All the more delighted I was to read the flurry of stories this week that Adelson and Trump are in touch and that the Las Vegas-based casino mogul might support The Donald. It’s not that I’ve endorsed Trump (the New York Sun, which I edit, hasn’t made an endorsement in the primaries, and I favor the only declared gold-standard candidate, Senator Ted Cruz).
It strikes me, though, as a feather in Trump’s cap that Adelson, who is no doubt going to make Israel one of the tests for his support, is prepared, at least in principle, to back The Donald. And none too soon, as the Jewish community prepares to take Trump’s measure at AIPAC. That is going to be an important moment in Trump’s Republican passage.
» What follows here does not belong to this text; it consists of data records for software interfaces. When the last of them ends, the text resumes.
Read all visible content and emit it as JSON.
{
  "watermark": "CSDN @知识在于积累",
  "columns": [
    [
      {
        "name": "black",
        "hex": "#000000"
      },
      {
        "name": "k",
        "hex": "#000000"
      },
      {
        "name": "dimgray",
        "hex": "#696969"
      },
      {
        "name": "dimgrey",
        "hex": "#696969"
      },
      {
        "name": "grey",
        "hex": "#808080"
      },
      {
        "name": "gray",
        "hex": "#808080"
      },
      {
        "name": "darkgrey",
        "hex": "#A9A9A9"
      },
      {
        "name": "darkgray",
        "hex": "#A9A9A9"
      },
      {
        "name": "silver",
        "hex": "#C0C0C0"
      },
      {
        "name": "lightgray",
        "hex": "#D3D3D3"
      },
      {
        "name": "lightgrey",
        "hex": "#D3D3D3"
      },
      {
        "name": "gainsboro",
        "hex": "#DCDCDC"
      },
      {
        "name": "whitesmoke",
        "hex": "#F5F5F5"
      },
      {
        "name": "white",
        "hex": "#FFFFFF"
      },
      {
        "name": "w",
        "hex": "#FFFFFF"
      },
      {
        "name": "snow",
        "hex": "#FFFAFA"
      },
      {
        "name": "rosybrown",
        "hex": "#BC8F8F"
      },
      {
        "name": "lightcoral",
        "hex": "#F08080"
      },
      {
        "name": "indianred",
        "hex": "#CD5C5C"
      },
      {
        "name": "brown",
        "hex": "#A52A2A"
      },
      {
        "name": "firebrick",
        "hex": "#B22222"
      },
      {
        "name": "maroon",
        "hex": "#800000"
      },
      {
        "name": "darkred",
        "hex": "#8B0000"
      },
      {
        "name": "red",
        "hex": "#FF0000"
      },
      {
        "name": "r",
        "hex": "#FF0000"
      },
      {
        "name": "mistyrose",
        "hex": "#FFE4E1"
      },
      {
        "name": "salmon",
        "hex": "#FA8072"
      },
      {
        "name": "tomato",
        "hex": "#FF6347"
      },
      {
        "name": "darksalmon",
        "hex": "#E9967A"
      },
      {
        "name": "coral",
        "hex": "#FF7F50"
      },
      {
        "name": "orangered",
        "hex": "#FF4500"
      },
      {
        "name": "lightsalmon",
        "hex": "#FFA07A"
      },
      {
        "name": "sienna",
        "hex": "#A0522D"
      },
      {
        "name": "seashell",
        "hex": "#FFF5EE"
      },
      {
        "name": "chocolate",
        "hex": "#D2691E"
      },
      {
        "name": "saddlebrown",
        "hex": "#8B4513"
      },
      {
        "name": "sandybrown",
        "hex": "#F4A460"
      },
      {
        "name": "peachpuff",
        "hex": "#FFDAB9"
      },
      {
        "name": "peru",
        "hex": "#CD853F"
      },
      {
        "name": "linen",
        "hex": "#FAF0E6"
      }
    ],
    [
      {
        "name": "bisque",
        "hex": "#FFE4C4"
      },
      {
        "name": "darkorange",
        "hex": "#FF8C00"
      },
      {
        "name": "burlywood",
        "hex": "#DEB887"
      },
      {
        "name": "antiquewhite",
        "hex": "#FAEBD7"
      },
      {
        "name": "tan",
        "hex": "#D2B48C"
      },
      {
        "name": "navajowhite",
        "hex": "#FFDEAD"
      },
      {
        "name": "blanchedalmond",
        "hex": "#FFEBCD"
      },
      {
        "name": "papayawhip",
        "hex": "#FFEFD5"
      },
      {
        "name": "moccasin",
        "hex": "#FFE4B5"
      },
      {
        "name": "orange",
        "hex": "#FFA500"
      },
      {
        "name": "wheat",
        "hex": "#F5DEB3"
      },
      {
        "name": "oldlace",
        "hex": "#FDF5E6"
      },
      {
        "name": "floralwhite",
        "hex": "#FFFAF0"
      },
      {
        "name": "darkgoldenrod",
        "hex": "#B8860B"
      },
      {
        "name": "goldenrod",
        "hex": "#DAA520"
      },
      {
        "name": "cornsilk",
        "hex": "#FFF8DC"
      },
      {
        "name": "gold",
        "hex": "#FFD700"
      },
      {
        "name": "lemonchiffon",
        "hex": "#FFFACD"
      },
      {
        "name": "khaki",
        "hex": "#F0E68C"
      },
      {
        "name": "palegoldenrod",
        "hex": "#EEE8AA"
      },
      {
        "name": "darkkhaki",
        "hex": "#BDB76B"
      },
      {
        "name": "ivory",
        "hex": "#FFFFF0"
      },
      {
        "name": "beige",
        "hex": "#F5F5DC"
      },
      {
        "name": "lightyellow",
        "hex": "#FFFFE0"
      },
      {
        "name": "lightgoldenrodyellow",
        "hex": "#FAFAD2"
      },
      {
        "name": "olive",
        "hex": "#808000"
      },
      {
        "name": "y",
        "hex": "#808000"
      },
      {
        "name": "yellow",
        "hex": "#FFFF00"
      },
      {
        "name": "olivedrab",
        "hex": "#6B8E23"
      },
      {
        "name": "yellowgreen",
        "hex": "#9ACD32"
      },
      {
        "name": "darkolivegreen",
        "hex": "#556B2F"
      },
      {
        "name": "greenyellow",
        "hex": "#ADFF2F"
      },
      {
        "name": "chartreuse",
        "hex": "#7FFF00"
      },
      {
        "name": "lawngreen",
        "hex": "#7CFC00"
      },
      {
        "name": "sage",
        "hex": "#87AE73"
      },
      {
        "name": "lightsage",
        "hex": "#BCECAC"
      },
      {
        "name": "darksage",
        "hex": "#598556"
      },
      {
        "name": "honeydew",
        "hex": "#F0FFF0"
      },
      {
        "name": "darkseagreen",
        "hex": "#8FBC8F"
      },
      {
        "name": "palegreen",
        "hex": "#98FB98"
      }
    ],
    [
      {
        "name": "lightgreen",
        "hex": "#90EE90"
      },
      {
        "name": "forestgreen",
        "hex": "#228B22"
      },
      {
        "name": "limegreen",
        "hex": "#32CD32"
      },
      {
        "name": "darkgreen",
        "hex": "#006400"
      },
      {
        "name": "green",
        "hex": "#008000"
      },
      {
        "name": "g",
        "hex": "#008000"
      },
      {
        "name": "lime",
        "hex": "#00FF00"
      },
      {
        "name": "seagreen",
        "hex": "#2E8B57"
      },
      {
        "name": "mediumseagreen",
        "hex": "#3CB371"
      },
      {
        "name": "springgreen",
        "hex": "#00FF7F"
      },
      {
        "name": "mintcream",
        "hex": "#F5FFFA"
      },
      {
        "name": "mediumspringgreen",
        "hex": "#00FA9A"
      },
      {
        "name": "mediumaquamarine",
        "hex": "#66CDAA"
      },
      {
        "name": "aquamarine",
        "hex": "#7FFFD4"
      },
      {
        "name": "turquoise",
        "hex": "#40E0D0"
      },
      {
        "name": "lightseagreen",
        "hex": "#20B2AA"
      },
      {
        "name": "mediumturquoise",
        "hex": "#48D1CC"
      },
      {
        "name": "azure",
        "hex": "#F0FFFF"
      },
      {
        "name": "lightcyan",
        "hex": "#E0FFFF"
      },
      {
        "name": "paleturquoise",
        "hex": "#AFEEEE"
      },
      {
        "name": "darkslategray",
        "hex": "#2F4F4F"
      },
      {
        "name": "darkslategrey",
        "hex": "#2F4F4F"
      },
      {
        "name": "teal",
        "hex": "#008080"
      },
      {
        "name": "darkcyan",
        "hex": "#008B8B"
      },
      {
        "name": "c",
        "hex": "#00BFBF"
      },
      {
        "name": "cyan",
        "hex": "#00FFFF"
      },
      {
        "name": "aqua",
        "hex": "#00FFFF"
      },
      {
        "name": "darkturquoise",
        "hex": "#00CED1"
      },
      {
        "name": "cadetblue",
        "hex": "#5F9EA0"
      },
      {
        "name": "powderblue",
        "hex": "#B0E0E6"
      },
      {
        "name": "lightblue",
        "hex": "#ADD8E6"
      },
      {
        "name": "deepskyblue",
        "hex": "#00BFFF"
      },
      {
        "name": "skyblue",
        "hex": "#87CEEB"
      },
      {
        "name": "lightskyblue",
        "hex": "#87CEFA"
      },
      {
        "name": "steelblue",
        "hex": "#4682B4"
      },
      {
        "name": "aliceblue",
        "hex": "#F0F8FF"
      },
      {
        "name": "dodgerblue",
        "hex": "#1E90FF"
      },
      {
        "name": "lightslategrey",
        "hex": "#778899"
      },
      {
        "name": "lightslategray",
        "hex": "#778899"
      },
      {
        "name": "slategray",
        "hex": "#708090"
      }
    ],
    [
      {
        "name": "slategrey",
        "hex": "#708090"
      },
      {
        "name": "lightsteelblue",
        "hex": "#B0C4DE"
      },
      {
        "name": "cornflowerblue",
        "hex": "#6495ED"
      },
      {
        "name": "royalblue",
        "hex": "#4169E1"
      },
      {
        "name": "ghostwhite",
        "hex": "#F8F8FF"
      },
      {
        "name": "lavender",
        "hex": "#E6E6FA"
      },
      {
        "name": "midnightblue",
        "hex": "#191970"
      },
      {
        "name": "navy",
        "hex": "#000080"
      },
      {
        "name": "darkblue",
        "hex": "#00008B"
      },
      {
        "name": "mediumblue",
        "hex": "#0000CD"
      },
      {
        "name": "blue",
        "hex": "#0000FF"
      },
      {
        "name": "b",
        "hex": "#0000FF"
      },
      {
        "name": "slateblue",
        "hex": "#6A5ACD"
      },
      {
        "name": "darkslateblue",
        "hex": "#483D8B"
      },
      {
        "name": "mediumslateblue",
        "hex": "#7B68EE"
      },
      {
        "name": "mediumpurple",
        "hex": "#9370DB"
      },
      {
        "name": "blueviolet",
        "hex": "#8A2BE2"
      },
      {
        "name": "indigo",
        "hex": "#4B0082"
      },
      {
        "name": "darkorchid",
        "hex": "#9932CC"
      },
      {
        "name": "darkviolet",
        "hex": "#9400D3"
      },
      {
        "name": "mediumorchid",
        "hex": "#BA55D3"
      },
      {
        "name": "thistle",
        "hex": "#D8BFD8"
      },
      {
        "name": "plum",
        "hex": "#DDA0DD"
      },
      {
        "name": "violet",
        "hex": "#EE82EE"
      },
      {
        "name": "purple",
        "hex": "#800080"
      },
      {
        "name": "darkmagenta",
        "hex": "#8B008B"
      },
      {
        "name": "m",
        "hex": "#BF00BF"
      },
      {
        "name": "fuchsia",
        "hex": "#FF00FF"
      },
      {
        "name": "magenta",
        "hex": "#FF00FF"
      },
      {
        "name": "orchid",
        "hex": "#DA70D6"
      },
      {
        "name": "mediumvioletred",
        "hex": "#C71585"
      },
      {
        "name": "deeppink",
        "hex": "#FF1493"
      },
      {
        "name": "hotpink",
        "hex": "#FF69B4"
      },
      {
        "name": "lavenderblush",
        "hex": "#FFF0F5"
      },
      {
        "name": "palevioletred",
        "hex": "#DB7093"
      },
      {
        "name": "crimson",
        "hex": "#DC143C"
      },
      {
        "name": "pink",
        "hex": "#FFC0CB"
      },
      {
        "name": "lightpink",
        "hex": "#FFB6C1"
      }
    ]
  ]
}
Certainly Trump has a lot of explaining to do. It’s no small thing for the billionaire to have demurred on the question of Jerusalem, as he did when he met with the Republican Jewish Coalition. At the time, the Zionist Organization of America issued a statement of concern, which I shared (and wrote about in Haaretz).
Nor is it a small thing that Trump has suggested he’s disinclined to take sides in the war between the Palestinian Arabs and Israel. “Let me sort of be a neutral guy,” Trump said in February. To someone like me, that would be a catastrophe, incenting the Palestinian Arabs to hang back from a deal and avoid dealing directly with Israel’s elected leadership.
Trump’s slowness of the mark against David Duke is also serious; but I can’t find anyone who reckons he actually sides with the erstwhile Grand Wizard of the Klan. The New York Times reports that Trump once sent the City Council of Palm Beach, which was moving too slowly on approving Trump's club at Mar-a-lago, copies of the anti-anti-Semitism movie “Gentlemen’s Agreement.”
For me, the biggest problem Trump has is his opposition to the Iraq war (which, people tend to forget, was also opposed by the Ku Klux Klan). Where is the Republican or Democrat who is marking Trump’s view of the war. Or mocking the implicit suggestion that we’d have been better off with Saddam’s Baathist regime. The big mistake was not going in but pulling out.
In any event, whatever explaining needs to be done by Donald Trump, it’s nothing compared to the explaining that needs to be done by the Democrats. Hillary Clinton endorsed President Obama’s articles of appeasement with the Iranian regime. So did Bernie Sanders. Her own president opposed her plan for Libya, and when it cratered, she ignored it.
Clinton has fabulous interpersonal relations with the liberal Jewish leadership in America but she —and her husband’s administration, for that matter — have been less than fabulous with Israel when the Jewish state’s democracy hands up a leader with whom, like Prime Minister Netanyahu, they don’t agree.
One of the questions being heard around New York — including in conversations with the greatest of neo-conservative sages — is which is worse: the known of the Democrats or the unknown of Donald Trump. AIPAC is a chance for him to address at least this part of the doubts around him, and it’s no small thing that he’s winning over a hardline friend of Israel like Sheldon Adelson.
Seth Lipsky is editor of The New York Sun. He was a foreign editor of The Wall Street Journal, founding editor of The Forward and editor from 1990 to 2000.